| Work instruction |
Word for word, write out the entries that follow, omitting all pictures.

=== Begin Enclosure ===

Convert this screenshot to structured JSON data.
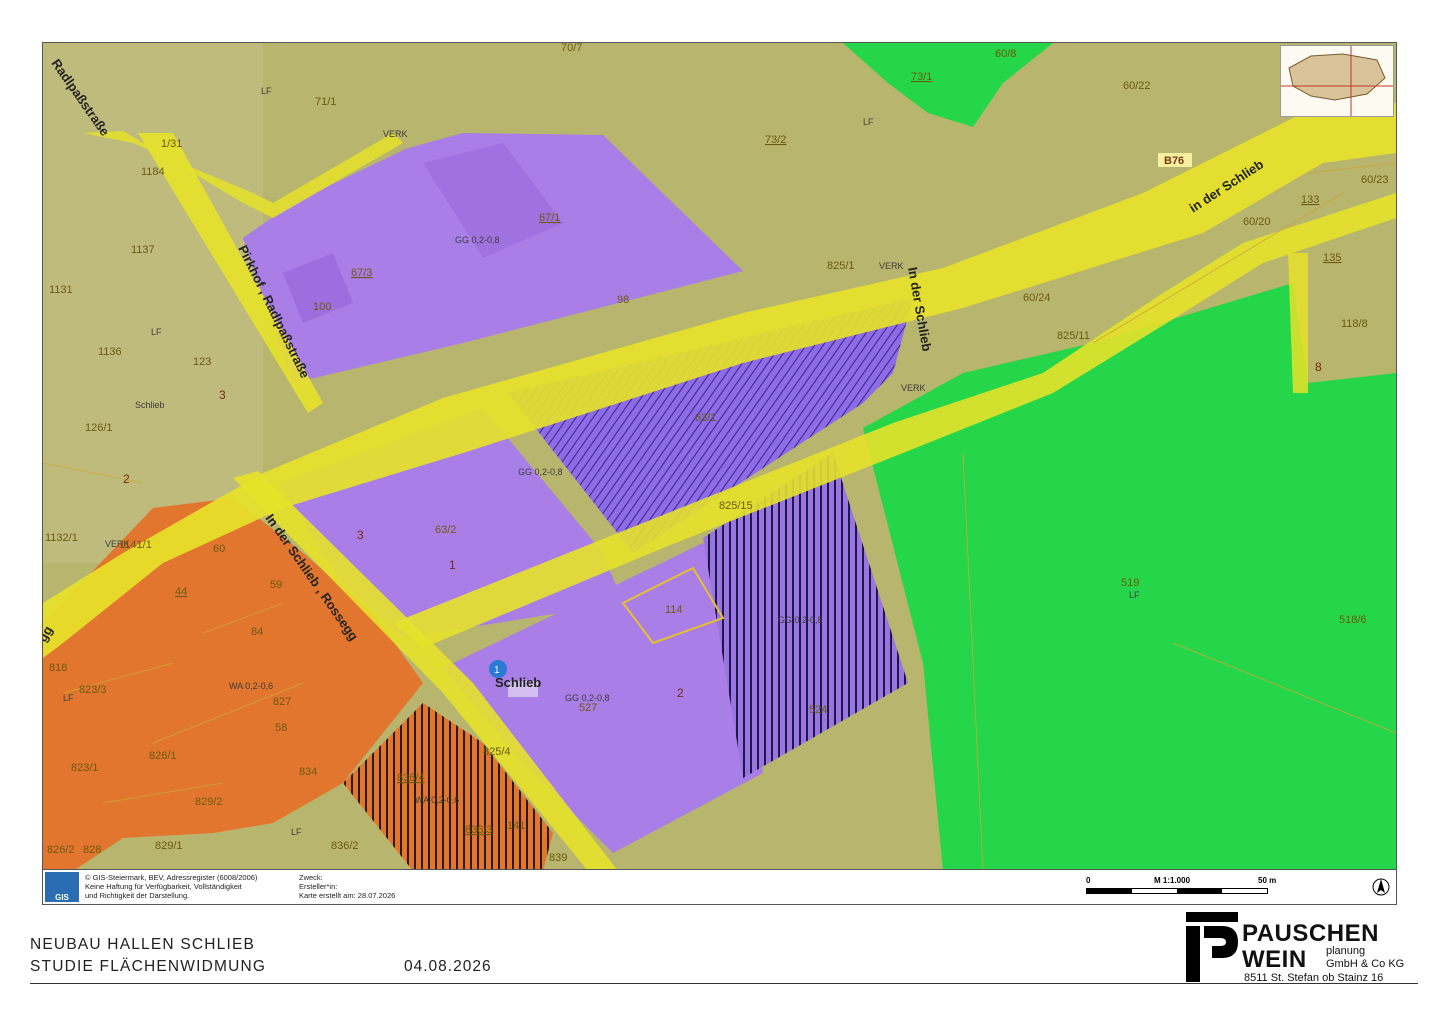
{
  "map": {
    "road_label": "B76",
    "streets": {
      "radlpass_1": "Radlpaßstraße",
      "radlpass_2": "Pirkhof , Radlpaßstraße",
      "schlieb_1": "in der Schlieb",
      "schlieb_2": "In der Schlieb",
      "schlieb_3": "In der Schlieb , Rossegg",
      "place": "Schlieb",
      "place_marker": "Schlieb",
      "marker_number": "1",
      "edge_fragment": "gg"
    },
    "zoning": {
      "gg_1": "GG 0,2-0,8",
      "gg_2": "GG 0,2-0,8",
      "gg_3": "GG 0,2-0,8",
      "gg_4": "GG 0,2-0,8",
      "wa_1": "WA 0,2-0,6",
      "wa_2": "WA 0,2-0,6",
      "lf": "LF",
      "verk": "VERK"
    },
    "parcels": {
      "p71_1": "71/1",
      "p73_1": "73/1",
      "p60_8": "60/8",
      "p60_22": "60/22",
      "p73_2": "73/2",
      "p70_7": "70/7",
      "p1184": "1184",
      "p1137": "1137",
      "p1131": "1131",
      "p1136": "1136",
      "p123": "123",
      "p126_1": "126/1",
      "p67_3": "67/3",
      "p67_1": "67/1",
      "p100": "100",
      "p98": "98",
      "p825_1": "825/1",
      "p60_24": "60/24",
      "p825_11": "825/11",
      "p60_20": "60/20",
      "p60_23": "60/23",
      "p133": "133",
      "p135": "135",
      "p118_8": "118/8",
      "p63_1": "63/1",
      "p63_2": "63/2",
      "p825_15": "825/15",
      "p519": "519",
      "p518_6": "518/6",
      "p114": "114",
      "p527": "527",
      "p524": "524",
      "p60": "60",
      "p44": "44",
      "p59": "59",
      "p84": "84",
      "p827": "827",
      "p58": "58",
      "p834": "834",
      "p836_4": "836/4",
      "p836_3": "836/3",
      "p141": "141",
      "p836_2": "836/2",
      "p839": "839",
      "p826_1": "826/1",
      "p823_1": "823/1",
      "p823_3": "823/3",
      "p829_2": "829/2",
      "p829_1": "829/1",
      "p828": "828",
      "p818": "818",
      "p1132_1": "1132/1",
      "p1141_1": "1141/1",
      "p2": "2",
      "p3": "3",
      "p1": "1",
      "p8": "8",
      "p826_2": "826/2",
      "p825_4": "825/4",
      "p1_31": "1/31"
    }
  },
  "info_bar": {
    "credit_1": "© GIS-Steiermark, BEV, Adressregister (6008/2006)",
    "credit_2": "Keine Haftung für Verfügbarkeit, Vollständigkeit",
    "credit_3": "und Richtigkeit der Darstellung.",
    "purpose": "Zweck:",
    "author": "Ersteller*in:",
    "created": "Karte erstellt am: 28.07.2026",
    "gis_logo": "GIS",
    "scale_zero": "0",
    "scale_label": "M 1:1.000",
    "scale_end": "50 m",
    "north": "N"
  },
  "title": {
    "line1": "NEUBAU HALLEN SCHLIEB",
    "line2": "STUDIE FLÄCHENWIDMUNG",
    "date": "04.08.2026"
  },
  "company": {
    "name1": "PAUSCHEN",
    "name2": "WEIN",
    "sub1": "planung",
    "sub2": "GmbH & Co KG",
    "address": "8511 St. Stefan ob Stainz 16"
  },
  "colors": {
    "agricultural": "#b8b56e",
    "industrial": "#a97ee6",
    "residential": "#e3762e",
    "forest": "#25d64a",
    "traffic": "#e6e22a"
  }
}
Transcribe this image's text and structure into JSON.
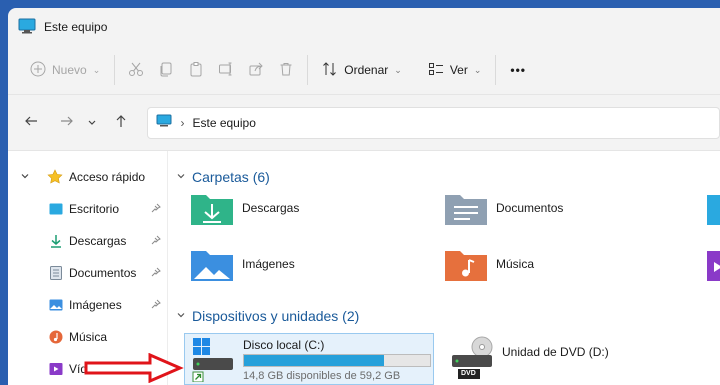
{
  "window": {
    "title": "Este equipo"
  },
  "toolbar": {
    "new_label": "Nuevo",
    "sort_label": "Ordenar",
    "view_label": "Ver",
    "more_label": "•••"
  },
  "address": {
    "path": "Este equipo"
  },
  "sidebar": {
    "quick_access": "Acceso rápido",
    "items": [
      {
        "label": "Escritorio",
        "icon": "desktop-icon"
      },
      {
        "label": "Descargas",
        "icon": "downloads-icon"
      },
      {
        "label": "Documentos",
        "icon": "documents-icon"
      },
      {
        "label": "Imágenes",
        "icon": "pictures-icon"
      },
      {
        "label": "Música",
        "icon": "music-icon"
      },
      {
        "label": "Vídeos",
        "icon": "videos-icon"
      }
    ]
  },
  "folders": {
    "header": "Carpetas (6)",
    "items": [
      {
        "label": "Descargas"
      },
      {
        "label": "Documentos"
      },
      {
        "label": "Imágenes"
      },
      {
        "label": "Música"
      }
    ]
  },
  "drives": {
    "header": "Dispositivos y unidades (2)",
    "local": {
      "name": "Disco local (C:)",
      "free_text": "14,8 GB disponibles de 59,2 GB",
      "used_fraction": 0.75
    },
    "dvd": {
      "name": "Unidad de DVD (D:)",
      "badge": "DVD"
    }
  },
  "colors": {
    "accent": "#26a0da",
    "link_blue": "#1a5a9a",
    "arrow_red": "#e0141a"
  }
}
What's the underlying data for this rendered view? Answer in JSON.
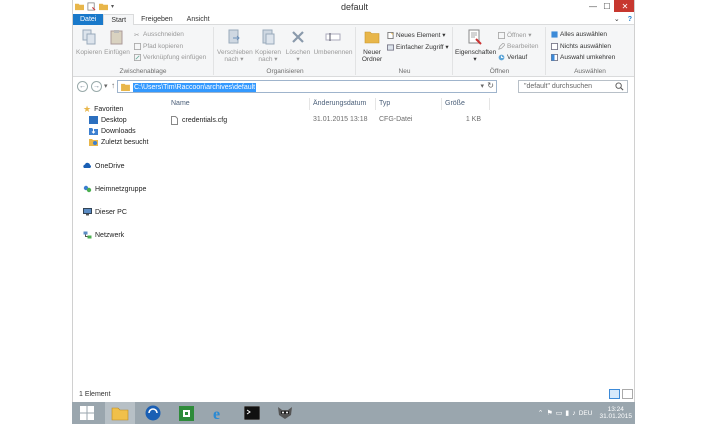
{
  "window": {
    "title": "default"
  },
  "ribbon_tabs": [
    "Datei",
    "Start",
    "Freigeben",
    "Ansicht"
  ],
  "ribbon": {
    "clipboard": {
      "label": "Zwischenablage",
      "copy": "Kopieren",
      "paste": "Einfügen",
      "cut": "Ausschneiden",
      "copy_path": "Pfad kopieren",
      "paste_shortcut": "Verknüpfung einfügen"
    },
    "organize": {
      "label": "Organisieren",
      "move_to_l1": "Verschieben",
      "move_to_l2": "nach ▾",
      "copy_to_l1": "Kopieren",
      "copy_to_l2": "nach ▾",
      "delete_l1": "Löschen",
      "delete_l2": "▾",
      "rename": "Umbenennen"
    },
    "new": {
      "label": "Neu",
      "new_folder_l1": "Neuer",
      "new_folder_l2": "Ordner",
      "new_item": "Neues Element ▾",
      "easy_access": "Einfacher Zugriff ▾"
    },
    "open": {
      "label": "Öffnen",
      "properties_l1": "Eigenschaften",
      "properties_l2": "▾",
      "open": "Öffnen ▾",
      "edit": "Bearbeiten",
      "history": "Verlauf"
    },
    "select": {
      "label": "Auswählen",
      "select_all": "Alles auswählen",
      "select_none": "Nichts auswählen",
      "invert": "Auswahl umkehren"
    }
  },
  "address": {
    "path": "C:\\Users\\Tim\\Raccoon\\archives\\default",
    "search_placeholder": "\"default\" durchsuchen"
  },
  "nav_pane": {
    "favorites": "Favoriten",
    "desktop": "Desktop",
    "downloads": "Downloads",
    "recent": "Zuletzt besucht",
    "onedrive": "OneDrive",
    "homegroup": "Heimnetzgruppe",
    "this_pc": "Dieser PC",
    "network": "Netzwerk"
  },
  "columns": {
    "name": "Name",
    "date": "Änderungsdatum",
    "type": "Typ",
    "size": "Größe"
  },
  "files": [
    {
      "name": "credentials.cfg",
      "date": "31.01.2015 13:18",
      "type": "CFG-Datei",
      "size": "1 KB"
    }
  ],
  "status": {
    "count": "1 Element"
  },
  "taskbar": {
    "lang": "DEU",
    "time": "13:24",
    "date": "31.01.2015"
  },
  "colors": {
    "file_tab": "#1979ca",
    "selection": "#3399ff",
    "close_button": "#c7372f",
    "taskbar": "#9aa6ae"
  }
}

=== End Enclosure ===

| Answer space |
Convert this screenshot to structured JSON data.
{
  "map": {
    "road_label": "B76",
    "streets": {
      "radlpass_1": "Radlpaßstraße",
      "radlpass_2": "Pirkhof , Radlpaßstraße",
      "schlieb_1": "in der Schlieb",
      "schlieb_2": "In der Schlieb",
      "schlieb_3": "In der Schlieb , Rossegg",
      "place": "Schlieb",
      "place_marker": "Schlieb",
      "marker_number": "1",
      "edge_fragment": "gg"
    },
    "zoning": {
      "gg_1": "GG 0,2-0,8",
      "gg_2": "GG 0,2-0,8",
      "gg_3": "GG 0,2-0,8",
      "gg_4": "GG 0,2-0,8",
      "wa_1": "WA 0,2-0,6",
      "wa_2": "WA 0,2-0,6",
      "lf": "LF",
      "verk": "VERK"
    },
    "parcels": {
      "p71_1": "71/1",
      "p73_1": "73/1",
      "p60_8": "60/8",
      "p60_22": "60/22",
      "p73_2": "73/2",
      "p70_7": "70/7",
      "p1184": "1184",
      "p1137": "1137",
      "p1131": "1131",
      "p1136": "1136",
      "p123": "123",
      "p126_1": "126/1",
      "p67_3": "67/3",
      "p67_1": "67/1",
      "p100": "100",
      "p98": "98",
      "p825_1": "825/1",
      "p60_24": "60/24",
      "p825_11": "825/11",
      "p60_20": "60/20",
      "p60_23": "60/23",
      "p133": "133",
      "p135": "135",
      "p118_8": "118/8",
      "p63_1": "63/1",
      "p63_2": "63/2",
      "p825_15": "825/15",
      "p519": "519",
      "p518_6": "518/6",
      "p114": "114",
      "p527": "527",
      "p524": "524",
      "p60": "60",
      "p44": "44",
      "p59": "59",
      "p84": "84",
      "p827": "827",
      "p58": "58",
      "p834": "834",
      "p836_4": "836/4",
      "p836_3": "836/3",
      "p141": "141",
      "p836_2": "836/2",
      "p839": "839",
      "p826_1": "826/1",
      "p823_1": "823/1",
      "p823_3": "823/3",
      "p829_2": "829/2",
      "p829_1": "829/1",
      "p828": "828",
      "p818": "818",
      "p1132_1": "1132/1",
      "p1141_1": "1141/1",
      "p2": "2",
      "p3": "3",
      "p1": "1",
      "p8": "8",
      "p826_2": "826/2",
      "p825_4": "825/4",
      "p1_31": "1/31"
    }
  },
  "info_bar": {
    "credit_1": "© GIS-Steiermark, BEV, Adressregister (6008/2006)",
    "credit_2": "Keine Haftung für Verfügbarkeit, Vollständigkeit",
    "credit_3": "und Richtigkeit der Darstellung.",
    "purpose": "Zweck:",
    "author": "Ersteller*in:",
    "created": "Karte erstellt am: 28.07.2026",
    "gis_logo": "GIS",
    "scale_zero": "0",
    "scale_label": "M 1:1.000",
    "scale_end": "50 m",
    "north": "N"
  },
  "title": {
    "line1": "NEUBAU HALLEN SCHLIEB",
    "line2": "STUDIE FLÄCHENWIDMUNG",
    "date": "04.08.2026"
  },
  "company": {
    "name1": "PAUSCHEN",
    "name2": "WEIN",
    "sub1": "planung",
    "sub2": "GmbH & Co KG",
    "address": "8511 St. Stefan ob Stainz 16"
  },
  "colors": {
    "agricultural": "#b8b56e",
    "industrial": "#a97ee6",
    "residential": "#e3762e",
    "forest": "#25d64a",
    "traffic": "#e6e22a"
  }
}
Transcribe this image's text and structure into JSON.
{
  "window": {
    "title": "Este equipo"
  },
  "toolbar": {
    "new_label": "Nuevo",
    "sort_label": "Ordenar",
    "view_label": "Ver",
    "more_label": "•••"
  },
  "address": {
    "path": "Este equipo"
  },
  "sidebar": {
    "quick_access": "Acceso rápido",
    "items": [
      {
        "label": "Escritorio",
        "icon": "desktop-icon"
      },
      {
        "label": "Descargas",
        "icon": "downloads-icon"
      },
      {
        "label": "Documentos",
        "icon": "documents-icon"
      },
      {
        "label": "Imágenes",
        "icon": "pictures-icon"
      },
      {
        "label": "Música",
        "icon": "music-icon"
      },
      {
        "label": "Vídeos",
        "icon": "videos-icon"
      }
    ]
  },
  "folders": {
    "header": "Carpetas (6)",
    "items": [
      {
        "label": "Descargas"
      },
      {
        "label": "Documentos"
      },
      {
        "label": "Imágenes"
      },
      {
        "label": "Música"
      }
    ]
  },
  "drives": {
    "header": "Dispositivos y unidades (2)",
    "local": {
      "name": "Disco local (C:)",
      "free_text": "14,8 GB disponibles de 59,2 GB",
      "used_fraction": 0.75
    },
    "dvd": {
      "name": "Unidad de DVD (D:)",
      "badge": "DVD"
    }
  },
  "colors": {
    "accent": "#26a0da",
    "link_blue": "#1a5a9a",
    "arrow_red": "#e0141a"
  }
}
What's the underlying data for this rendered view? Answer in JSON.
{
  "window": {
    "title": "default"
  },
  "ribbon_tabs": [
    "Datei",
    "Start",
    "Freigeben",
    "Ansicht"
  ],
  "ribbon": {
    "clipboard": {
      "label": "Zwischenablage",
      "copy": "Kopieren",
      "paste": "Einfügen",
      "cut": "Ausschneiden",
      "copy_path": "Pfad kopieren",
      "paste_shortcut": "Verknüpfung einfügen"
    },
    "organize": {
      "label": "Organisieren",
      "move_to_l1": "Verschieben",
      "move_to_l2": "nach ▾",
      "copy_to_l1": "Kopieren",
      "copy_to_l2": "nach ▾",
      "delete_l1": "Löschen",
      "delete_l2": "▾",
      "rename": "Umbenennen"
    },
    "new": {
      "label": "Neu",
      "new_folder_l1": "Neuer",
      "new_folder_l2": "Ordner",
      "new_item": "Neues Element ▾",
      "easy_access": "Einfacher Zugriff ▾"
    },
    "open": {
      "label": "Öffnen",
      "properties_l1": "Eigenschaften",
      "properties_l2": "▾",
      "open": "Öffnen ▾",
      "edit": "Bearbeiten",
      "history": "Verlauf"
    },
    "select": {
      "label": "Auswählen",
      "select_all": "Alles auswählen",
      "select_none": "Nichts auswählen",
      "invert": "Auswahl umkehren"
    }
  },
  "address": {
    "path": "C:\\Users\\Tim\\Raccoon\\archives\\default",
    "search_placeholder": "\"default\" durchsuchen"
  },
  "nav_pane": {
    "favorites": "Favoriten",
    "desktop": "Desktop",
    "downloads": "Downloads",
    "recent": "Zuletzt besucht",
    "onedrive": "OneDrive",
    "homegroup": "Heimnetzgruppe",
    "this_pc": "Dieser PC",
    "network": "Netzwerk"
  },
  "columns": {
    "name": "Name",
    "date": "Änderungsdatum",
    "type": "Typ",
    "size": "Größe"
  },
  "files": [
    {
      "name": "credentials.cfg",
      "date": "31.01.2015 13:18",
      "type": "CFG-Datei",
      "size": "1 KB"
    }
  ],
  "status": {
    "count": "1 Element"
  },
  "taskbar": {
    "lang": "DEU",
    "time": "13:24",
    "date": "31.01.2015"
  },
  "colors": {
    "file_tab": "#1979ca",
    "selection": "#3399ff",
    "close_button": "#c7372f",
    "taskbar": "#9aa6ae"
  }
}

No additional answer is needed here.